▶ [Exercise description]:
Check each line of the listing below for the string "been", then give only the number of lines where it occurs.

▶ [Data under study]:

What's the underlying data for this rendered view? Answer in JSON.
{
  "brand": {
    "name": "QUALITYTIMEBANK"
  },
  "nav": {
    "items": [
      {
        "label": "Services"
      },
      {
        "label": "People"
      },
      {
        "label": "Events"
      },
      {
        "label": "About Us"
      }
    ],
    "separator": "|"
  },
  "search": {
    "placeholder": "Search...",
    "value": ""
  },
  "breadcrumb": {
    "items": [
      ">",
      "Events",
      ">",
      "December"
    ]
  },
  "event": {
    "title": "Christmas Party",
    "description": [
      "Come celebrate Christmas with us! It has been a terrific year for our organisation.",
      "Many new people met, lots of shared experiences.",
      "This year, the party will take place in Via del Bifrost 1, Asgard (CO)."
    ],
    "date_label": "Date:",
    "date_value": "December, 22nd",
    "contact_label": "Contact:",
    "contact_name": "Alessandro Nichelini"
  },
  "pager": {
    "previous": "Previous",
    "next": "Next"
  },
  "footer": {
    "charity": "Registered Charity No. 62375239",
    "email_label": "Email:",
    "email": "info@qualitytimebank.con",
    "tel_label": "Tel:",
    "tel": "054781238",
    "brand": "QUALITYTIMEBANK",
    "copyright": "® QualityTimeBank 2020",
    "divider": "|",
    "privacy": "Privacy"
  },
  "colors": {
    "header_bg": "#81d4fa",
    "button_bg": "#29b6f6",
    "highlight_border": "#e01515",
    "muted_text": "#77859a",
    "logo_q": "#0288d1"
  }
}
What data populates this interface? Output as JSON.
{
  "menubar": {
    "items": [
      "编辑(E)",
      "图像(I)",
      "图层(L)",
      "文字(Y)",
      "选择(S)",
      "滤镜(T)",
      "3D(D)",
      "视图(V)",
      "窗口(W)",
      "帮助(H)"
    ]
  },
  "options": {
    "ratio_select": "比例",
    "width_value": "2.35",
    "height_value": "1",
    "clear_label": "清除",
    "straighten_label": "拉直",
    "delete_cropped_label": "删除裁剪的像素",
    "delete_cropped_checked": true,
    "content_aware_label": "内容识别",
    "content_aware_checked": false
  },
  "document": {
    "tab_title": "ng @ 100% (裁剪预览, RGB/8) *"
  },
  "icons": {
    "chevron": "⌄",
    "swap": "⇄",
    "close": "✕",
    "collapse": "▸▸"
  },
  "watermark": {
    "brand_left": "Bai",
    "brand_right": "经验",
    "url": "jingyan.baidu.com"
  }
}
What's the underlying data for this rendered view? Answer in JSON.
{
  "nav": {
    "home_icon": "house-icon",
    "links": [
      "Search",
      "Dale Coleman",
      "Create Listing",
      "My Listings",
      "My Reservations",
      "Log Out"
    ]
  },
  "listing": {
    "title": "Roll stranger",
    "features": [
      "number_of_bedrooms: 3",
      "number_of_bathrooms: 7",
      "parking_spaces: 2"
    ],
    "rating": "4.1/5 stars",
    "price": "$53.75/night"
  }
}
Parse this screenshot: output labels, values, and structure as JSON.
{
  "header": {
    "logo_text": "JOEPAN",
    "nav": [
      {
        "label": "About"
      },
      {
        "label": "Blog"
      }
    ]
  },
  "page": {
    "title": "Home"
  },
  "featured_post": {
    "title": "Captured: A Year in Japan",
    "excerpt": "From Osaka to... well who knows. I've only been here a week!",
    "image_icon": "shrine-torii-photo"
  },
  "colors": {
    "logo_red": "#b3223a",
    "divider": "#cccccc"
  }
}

▶ [Reply]:
2